### Problem details
In full and word for word, print the data below.

### Materials provided
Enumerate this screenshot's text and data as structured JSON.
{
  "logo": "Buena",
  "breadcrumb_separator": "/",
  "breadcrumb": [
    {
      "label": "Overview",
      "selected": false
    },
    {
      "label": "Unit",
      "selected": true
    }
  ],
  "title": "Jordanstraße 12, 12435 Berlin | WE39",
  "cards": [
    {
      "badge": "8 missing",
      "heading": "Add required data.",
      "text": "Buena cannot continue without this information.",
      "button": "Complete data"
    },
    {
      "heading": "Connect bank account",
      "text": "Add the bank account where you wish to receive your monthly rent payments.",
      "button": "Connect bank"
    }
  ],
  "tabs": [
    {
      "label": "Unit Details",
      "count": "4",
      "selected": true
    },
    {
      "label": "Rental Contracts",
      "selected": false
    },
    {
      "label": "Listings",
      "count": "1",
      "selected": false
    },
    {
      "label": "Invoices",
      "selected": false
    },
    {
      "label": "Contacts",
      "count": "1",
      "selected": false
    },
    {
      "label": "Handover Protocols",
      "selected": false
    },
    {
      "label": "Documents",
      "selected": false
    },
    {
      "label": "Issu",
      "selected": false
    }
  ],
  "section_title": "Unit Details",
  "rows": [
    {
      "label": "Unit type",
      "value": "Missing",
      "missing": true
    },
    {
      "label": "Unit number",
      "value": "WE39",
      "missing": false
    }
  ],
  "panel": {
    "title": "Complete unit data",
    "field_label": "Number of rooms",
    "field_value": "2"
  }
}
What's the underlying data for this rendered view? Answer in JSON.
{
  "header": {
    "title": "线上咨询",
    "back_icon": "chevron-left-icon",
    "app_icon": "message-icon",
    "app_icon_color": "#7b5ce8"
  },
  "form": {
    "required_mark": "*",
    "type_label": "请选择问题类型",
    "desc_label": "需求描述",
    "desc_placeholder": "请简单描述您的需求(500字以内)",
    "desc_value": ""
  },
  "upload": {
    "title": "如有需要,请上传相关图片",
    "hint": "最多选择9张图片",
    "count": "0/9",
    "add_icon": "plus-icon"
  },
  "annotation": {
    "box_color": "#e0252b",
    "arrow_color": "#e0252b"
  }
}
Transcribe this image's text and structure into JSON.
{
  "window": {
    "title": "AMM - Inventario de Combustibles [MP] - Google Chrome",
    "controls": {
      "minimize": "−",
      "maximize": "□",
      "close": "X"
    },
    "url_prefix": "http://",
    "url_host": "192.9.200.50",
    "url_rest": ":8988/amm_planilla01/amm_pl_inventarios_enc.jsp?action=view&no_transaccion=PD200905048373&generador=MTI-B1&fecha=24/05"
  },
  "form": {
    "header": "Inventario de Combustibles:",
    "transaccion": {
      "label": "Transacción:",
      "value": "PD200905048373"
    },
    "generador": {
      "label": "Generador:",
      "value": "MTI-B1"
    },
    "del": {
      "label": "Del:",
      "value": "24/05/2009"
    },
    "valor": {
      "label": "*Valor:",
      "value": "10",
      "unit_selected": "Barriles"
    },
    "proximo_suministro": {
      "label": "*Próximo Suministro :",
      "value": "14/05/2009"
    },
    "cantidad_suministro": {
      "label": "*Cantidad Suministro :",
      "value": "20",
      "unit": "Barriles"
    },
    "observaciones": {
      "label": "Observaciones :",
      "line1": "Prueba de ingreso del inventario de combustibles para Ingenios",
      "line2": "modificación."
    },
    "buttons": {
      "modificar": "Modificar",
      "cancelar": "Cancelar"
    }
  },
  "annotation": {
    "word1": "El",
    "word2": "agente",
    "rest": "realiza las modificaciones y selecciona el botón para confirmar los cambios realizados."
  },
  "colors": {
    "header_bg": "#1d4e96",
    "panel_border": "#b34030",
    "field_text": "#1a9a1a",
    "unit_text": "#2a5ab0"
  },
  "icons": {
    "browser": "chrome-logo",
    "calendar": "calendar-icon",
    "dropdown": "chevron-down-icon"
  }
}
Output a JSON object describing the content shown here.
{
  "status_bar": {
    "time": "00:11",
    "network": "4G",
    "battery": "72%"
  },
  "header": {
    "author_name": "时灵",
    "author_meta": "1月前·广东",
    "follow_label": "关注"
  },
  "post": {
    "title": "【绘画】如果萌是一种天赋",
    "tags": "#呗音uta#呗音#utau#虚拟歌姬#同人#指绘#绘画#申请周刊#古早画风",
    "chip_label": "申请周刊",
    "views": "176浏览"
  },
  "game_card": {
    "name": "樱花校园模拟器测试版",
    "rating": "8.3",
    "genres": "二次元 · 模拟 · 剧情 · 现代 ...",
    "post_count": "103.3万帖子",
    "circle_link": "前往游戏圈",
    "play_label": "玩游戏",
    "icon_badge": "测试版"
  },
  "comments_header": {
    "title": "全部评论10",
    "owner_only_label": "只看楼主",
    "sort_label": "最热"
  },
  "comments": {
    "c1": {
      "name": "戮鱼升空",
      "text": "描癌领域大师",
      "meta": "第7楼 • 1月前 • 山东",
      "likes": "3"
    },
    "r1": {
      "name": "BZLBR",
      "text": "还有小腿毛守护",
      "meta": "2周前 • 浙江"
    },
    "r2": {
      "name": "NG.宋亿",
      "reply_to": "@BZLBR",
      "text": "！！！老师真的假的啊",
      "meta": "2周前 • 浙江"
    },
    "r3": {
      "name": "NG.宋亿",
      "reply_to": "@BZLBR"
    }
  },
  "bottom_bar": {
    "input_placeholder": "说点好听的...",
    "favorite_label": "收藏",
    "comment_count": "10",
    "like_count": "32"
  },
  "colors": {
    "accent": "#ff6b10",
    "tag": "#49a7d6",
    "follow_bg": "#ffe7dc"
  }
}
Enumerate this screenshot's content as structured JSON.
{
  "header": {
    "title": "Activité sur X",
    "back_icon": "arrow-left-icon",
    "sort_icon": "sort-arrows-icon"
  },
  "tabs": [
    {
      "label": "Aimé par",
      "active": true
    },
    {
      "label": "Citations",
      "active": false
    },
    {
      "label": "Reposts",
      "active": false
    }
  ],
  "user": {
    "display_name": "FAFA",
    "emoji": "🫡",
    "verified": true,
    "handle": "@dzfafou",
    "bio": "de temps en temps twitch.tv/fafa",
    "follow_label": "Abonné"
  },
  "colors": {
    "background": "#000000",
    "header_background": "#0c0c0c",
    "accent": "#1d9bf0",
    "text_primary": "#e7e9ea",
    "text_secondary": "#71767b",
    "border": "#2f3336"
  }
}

### Exercise answer
Enumerate this screenshot's text and data as structured JSON.
{
  "logo": "Buena",
  "breadcrumb_separator": "/",
  "breadcrumb": [
    {
      "label": "Overview",
      "selected": false
    },
    {
      "label": "Unit",
      "selected": true
    }
  ],
  "title": "Jordanstraße 12, 12435 Berlin | WE39",
  "cards": [
    {
      "badge": "8 missing",
      "heading": "Add required data.",
      "text": "Buena cannot continue without this information.",
      "button": "Complete data"
    },
    {
      "heading": "Connect bank account",
      "text": "Add the bank account where you wish to receive your monthly rent payments.",
      "button": "Connect bank"
    }
  ],
  "tabs": [
    {
      "label": "Unit Details",
      "count": "4",
      "selected": true
    },
    {
      "label": "Rental Contracts",
      "selected": false
    },
    {
      "label": "Listings",
      "count": "1",
      "selected": false
    },
    {
      "label": "Invoices",
      "selected": false
    },
    {
      "label": "Contacts",
      "count": "1",
      "selected": false
    },
    {
      "label": "Handover Protocols",
      "selected": false
    },
    {
      "label": "Documents",
      "selected": false
    },
    {
      "label": "Issu",
      "selected": false
    }
  ],
  "section_title": "Unit Details",
  "rows": [
    {
      "label": "Unit type",
      "value": "Missing",
      "missing": true
    },
    {
      "label": "Unit number",
      "value": "WE39",
      "missing": false
    }
  ],
  "panel": {
    "title": "Complete unit data",
    "field_label": "Number of rooms",
    "field_value": "2"
  }
}
What's the underlying data for this rendered view? Answer in JSON.
{
  "header": {
    "title": "线上咨询",
    "back_icon": "chevron-left-icon",
    "app_icon": "message-icon",
    "app_icon_color": "#7b5ce8"
  },
  "form": {
    "required_mark": "*",
    "type_label": "请选择问题类型",
    "desc_label": "需求描述",
    "desc_placeholder": "请简单描述您的需求(500字以内)",
    "desc_value": ""
  },
  "upload": {
    "title": "如有需要,请上传相关图片",
    "hint": "最多选择9张图片",
    "count": "0/9",
    "add_icon": "plus-icon"
  },
  "annotation": {
    "box_color": "#e0252b",
    "arrow_color": "#e0252b"
  }
}
Transcribe this image's text and structure into JSON.
{
  "window": {
    "title": "AMM - Inventario de Combustibles [MP] - Google Chrome",
    "controls": {
      "minimize": "−",
      "maximize": "□",
      "close": "X"
    },
    "url_prefix": "http://",
    "url_host": "192.9.200.50",
    "url_rest": ":8988/amm_planilla01/amm_pl_inventarios_enc.jsp?action=view&no_transaccion=PD200905048373&generador=MTI-B1&fecha=24/05"
  },
  "form": {
    "header": "Inventario de Combustibles:",
    "transaccion": {
      "label": "Transacción:",
      "value": "PD200905048373"
    },
    "generador": {
      "label": "Generador:",
      "value": "MTI-B1"
    },
    "del": {
      "label": "Del:",
      "value": "24/05/2009"
    },
    "valor": {
      "label": "*Valor:",
      "value": "10",
      "unit_selected": "Barriles"
    },
    "proximo_suministro": {
      "label": "*Próximo Suministro :",
      "value": "14/05/2009"
    },
    "cantidad_suministro": {
      "label": "*Cantidad Suministro :",
      "value": "20",
      "unit": "Barriles"
    },
    "observaciones": {
      "label": "Observaciones :",
      "line1": "Prueba de ingreso del inventario de combustibles para Ingenios",
      "line2": "modificación."
    },
    "buttons": {
      "modificar": "Modificar",
      "cancelar": "Cancelar"
    }
  },
  "annotation": {
    "word1": "El",
    "word2": "agente",
    "rest": "realiza las modificaciones y selecciona el botón para confirmar los cambios realizados."
  },
  "colors": {
    "header_bg": "#1d4e96",
    "panel_border": "#b34030",
    "field_text": "#1a9a1a",
    "unit_text": "#2a5ab0"
  },
  "icons": {
    "browser": "chrome-logo",
    "calendar": "calendar-icon",
    "dropdown": "chevron-down-icon"
  }
}
Output a JSON object describing the content shown here.
{
  "status_bar": {
    "time": "00:11",
    "network": "4G",
    "battery": "72%"
  },
  "header": {
    "author_name": "时灵",
    "author_meta": "1月前·广东",
    "follow_label": "关注"
  },
  "post": {
    "title": "【绘画】如果萌是一种天赋",
    "tags": "#呗音uta#呗音#utau#虚拟歌姬#同人#指绘#绘画#申请周刊#古早画风",
    "chip_label": "申请周刊",
    "views": "176浏览"
  },
  "game_card": {
    "name": "樱花校园模拟器测试版",
    "rating": "8.3",
    "genres": "二次元 · 模拟 · 剧情 · 现代 ...",
    "post_count": "103.3万帖子",
    "circle_link": "前往游戏圈",
    "play_label": "玩游戏",
    "icon_badge": "测试版"
  },
  "comments_header": {
    "title": "全部评论10",
    "owner_only_label": "只看楼主",
    "sort_label": "最热"
  },
  "comments": {
    "c1": {
      "name": "戮鱼升空",
      "text": "描癌领域大师",
      "meta": "第7楼 • 1月前 • 山东",
      "likes": "3"
    },
    "r1": {
      "name": "BZLBR",
      "text": "还有小腿毛守护",
      "meta": "2周前 • 浙江"
    },
    "r2": {
      "name": "NG.宋亿",
      "reply_to": "@BZLBR",
      "text": "！！！老师真的假的啊",
      "meta": "2周前 • 浙江"
    },
    "r3": {
      "name": "NG.宋亿",
      "reply_to": "@BZLBR"
    }
  },
  "bottom_bar": {
    "input_placeholder": "说点好听的...",
    "favorite_label": "收藏",
    "comment_count": "10",
    "like_count": "32"
  },
  "colors": {
    "accent": "#ff6b10",
    "tag": "#49a7d6",
    "follow_bg": "#ffe7dc"
  }
}
Enumerate this screenshot's content as structured JSON.
{
  "header": {
    "title": "Activité sur X",
    "back_icon": "arrow-left-icon",
    "sort_icon": "sort-arrows-icon"
  },
  "tabs": [
    {
      "label": "Aimé par",
      "active": true
    },
    {
      "label": "Citations",
      "active": false
    },
    {
      "label": "Reposts",
      "active": false
    }
  ],
  "user": {
    "display_name": "FAFA",
    "emoji": "🫡",
    "verified": true,
    "handle": "@dzfafou",
    "bio": "de temps en temps twitch.tv/fafa",
    "follow_label": "Abonné"
  },
  "colors": {
    "background": "#000000",
    "header_background": "#0c0c0c",
    "accent": "#1d9bf0",
    "text_primary": "#e7e9ea",
    "text_secondary": "#71767b",
    "border": "#2f3336"
  }
}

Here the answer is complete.